Today, you can visit the New Castle, the 13th century Gloriette tower, Maiden’s Tower, and the extensive grounds and gardens.
The castle was a royal residence until Tudor times and known as the “Ladies Castle.” Seven queens lived at Leeds.
The castle was also a favorite abode of Henry VIII, who shuttled his ex-wife Catherine to live there permanently after their divorce.
With Henry’s deep pockets, he lavished improvements on it, transforming Leeds from castle to royal palace. He added grand reception rooms, suites of rooms in the Gloriette, the graceful Maiden’s Tower, expensive glass, and fireplaces.
Thereafter, the castle fell into ruins. In 1926, American heiress Olive Paget (later Lady Baillie) purchased the castle. She saved it from centuries of neglect and restored it to medieval perfection.
If you’re a Tudor enthusiast, Hever Castle is one of the best castles to visit in England.
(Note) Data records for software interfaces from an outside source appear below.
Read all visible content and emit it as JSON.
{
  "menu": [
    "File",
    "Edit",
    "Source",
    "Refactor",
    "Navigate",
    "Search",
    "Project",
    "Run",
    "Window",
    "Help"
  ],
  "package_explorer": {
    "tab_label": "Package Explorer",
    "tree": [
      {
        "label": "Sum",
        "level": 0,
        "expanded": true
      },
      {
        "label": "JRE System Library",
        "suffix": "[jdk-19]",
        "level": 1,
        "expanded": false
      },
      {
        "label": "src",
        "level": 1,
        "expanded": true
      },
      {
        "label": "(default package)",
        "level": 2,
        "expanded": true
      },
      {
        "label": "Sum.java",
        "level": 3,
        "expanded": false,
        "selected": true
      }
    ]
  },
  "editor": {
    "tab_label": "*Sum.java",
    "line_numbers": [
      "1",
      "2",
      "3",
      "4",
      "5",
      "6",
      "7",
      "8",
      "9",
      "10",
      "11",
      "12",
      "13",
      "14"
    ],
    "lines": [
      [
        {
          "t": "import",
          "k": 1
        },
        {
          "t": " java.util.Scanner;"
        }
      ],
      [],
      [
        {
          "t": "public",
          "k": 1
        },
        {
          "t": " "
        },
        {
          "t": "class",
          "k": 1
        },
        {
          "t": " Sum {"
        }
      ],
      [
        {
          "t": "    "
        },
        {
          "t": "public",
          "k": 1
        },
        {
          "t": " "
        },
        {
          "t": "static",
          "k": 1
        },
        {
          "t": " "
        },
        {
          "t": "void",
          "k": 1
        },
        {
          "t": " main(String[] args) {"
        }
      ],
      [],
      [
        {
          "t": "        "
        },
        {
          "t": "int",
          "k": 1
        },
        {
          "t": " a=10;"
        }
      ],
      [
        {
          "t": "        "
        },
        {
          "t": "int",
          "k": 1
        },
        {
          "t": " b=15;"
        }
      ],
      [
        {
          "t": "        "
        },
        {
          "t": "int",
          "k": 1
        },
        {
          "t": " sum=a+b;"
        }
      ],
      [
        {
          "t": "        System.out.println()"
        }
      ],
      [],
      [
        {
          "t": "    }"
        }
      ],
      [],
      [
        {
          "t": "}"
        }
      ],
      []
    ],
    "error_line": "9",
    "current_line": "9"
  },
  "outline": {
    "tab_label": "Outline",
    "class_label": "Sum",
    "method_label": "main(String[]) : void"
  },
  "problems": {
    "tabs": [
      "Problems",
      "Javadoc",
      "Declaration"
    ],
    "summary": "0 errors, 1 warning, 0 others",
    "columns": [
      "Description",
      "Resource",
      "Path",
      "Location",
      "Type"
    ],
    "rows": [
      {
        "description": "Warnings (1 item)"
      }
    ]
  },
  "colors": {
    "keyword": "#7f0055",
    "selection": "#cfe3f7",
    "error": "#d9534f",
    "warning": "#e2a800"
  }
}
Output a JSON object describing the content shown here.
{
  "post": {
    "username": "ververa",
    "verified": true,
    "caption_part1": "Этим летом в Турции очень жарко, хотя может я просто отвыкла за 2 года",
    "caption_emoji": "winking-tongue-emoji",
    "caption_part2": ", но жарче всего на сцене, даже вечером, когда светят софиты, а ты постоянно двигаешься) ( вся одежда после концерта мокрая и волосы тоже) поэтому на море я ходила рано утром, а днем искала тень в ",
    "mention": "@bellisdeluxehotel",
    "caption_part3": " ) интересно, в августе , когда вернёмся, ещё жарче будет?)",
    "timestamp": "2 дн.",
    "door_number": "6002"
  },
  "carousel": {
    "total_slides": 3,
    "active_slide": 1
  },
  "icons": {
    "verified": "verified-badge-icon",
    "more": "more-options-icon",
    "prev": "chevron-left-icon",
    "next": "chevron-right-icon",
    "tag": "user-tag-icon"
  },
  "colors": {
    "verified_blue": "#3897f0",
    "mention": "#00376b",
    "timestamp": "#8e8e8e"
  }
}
Hever is a petite double-moated castle with a craggy romantic visage that’s largely unaltered by time.
It’s famously linked to the ill-fated royal couple, Anne Boleyn and Henry VIII. Their story is a fascinating one, one of the most dramatic in English history.
Hever was the childhood home of Anne, Henry’s second wife. It’s also linked to Henry’s fourth wife, Anne of Cleves, who was installed there after Henry divorced her in favor of Anne.
On a visit to Hever Castle, you can walk in the footsteps of these famous Tudor monarchs. And you can admire the castle’s medieval keep and gatehouse, Tudor rooms, original portraits, and exquisite gardens.
The award-winning gardens are set over 125 acres.
The peerless Italian Garden is the highlight of the castle gardens. It’s the setting for a collection of classical statuary from Roman to Renaissance times.
Here’s my complete guide to Hever Castle. As I mentioned above, this is one of the castles on your Kent itinerary that you can stay overnight in.
More Time? Add On Rochester
Rochester is another town in Kent well worth visiting. It’s in northwest Kent, so a bit further afield from other places on this Kent itinerary.
However, if you have more than 7 days, you might start day 1 of your Kent itinerary in Rochester and work your way west from there.
Rochester is an ancient town with a castle, cathedral, and more. It’s famous as the favorite city of the novelist Charles Dickens and you’ll find landmarks in the city dedicated to him.
Dickens lived in the nearby village of Gad’s Hill Place, where he wrote Great Expectations. Some of Rochester’s venues appear in the book, including Restoration House, which doubled as Miss Havisham’s House.
Rochester is also home to England’s largest vintage bookstore, which is a marvel to explore, Baggins Book Bazaar on High Street.
Rochester Castle has one of England’s best preserved Norman keeps. Dating from the 12th century, it’s also one of the tallest at 113 feet high.
You can enter the keep and, if you are game, tackle the steep spiral staircase to the top of the battlements for views of the countryside.
Rochester Cathedral is the smallest Norman-style cathedral remaining in England, but the second oldest. Saint Augustine founded it in 604 and it’s a history lover’s treasure trove.
The cathedral has a fine Romanesque facade and a lovely medieval Lady’s Chapel. You can see ancient Norman architecture in the nave, parts of the crypt (with graffiti), and a hidden (available to see by appointment) door.
Just outside Rochester is the pretty village of Cobham. It’s worth a quick stop to see the 13th century Church of Mary Magdalene.
I hope you’ve my one week itinerary for visiting the beautiful county of Kent England. You may enjoy these other England travel guides and resources:
- 3 Day Itinerary for London
- 5 Day Itinerary for London
- Hidden Gems in London
- 30 Day Trips from London
- Tourist Traps To Avoid in London
- Best Castles in England
- Best Museums in London
- One Day In Canterbury Itinerary
- One Day in Oxford Itinerary
- One Day In Stratford-upon-Avon
- Harry Potter Places in London
If you need a Kent itinerary, pin it for later.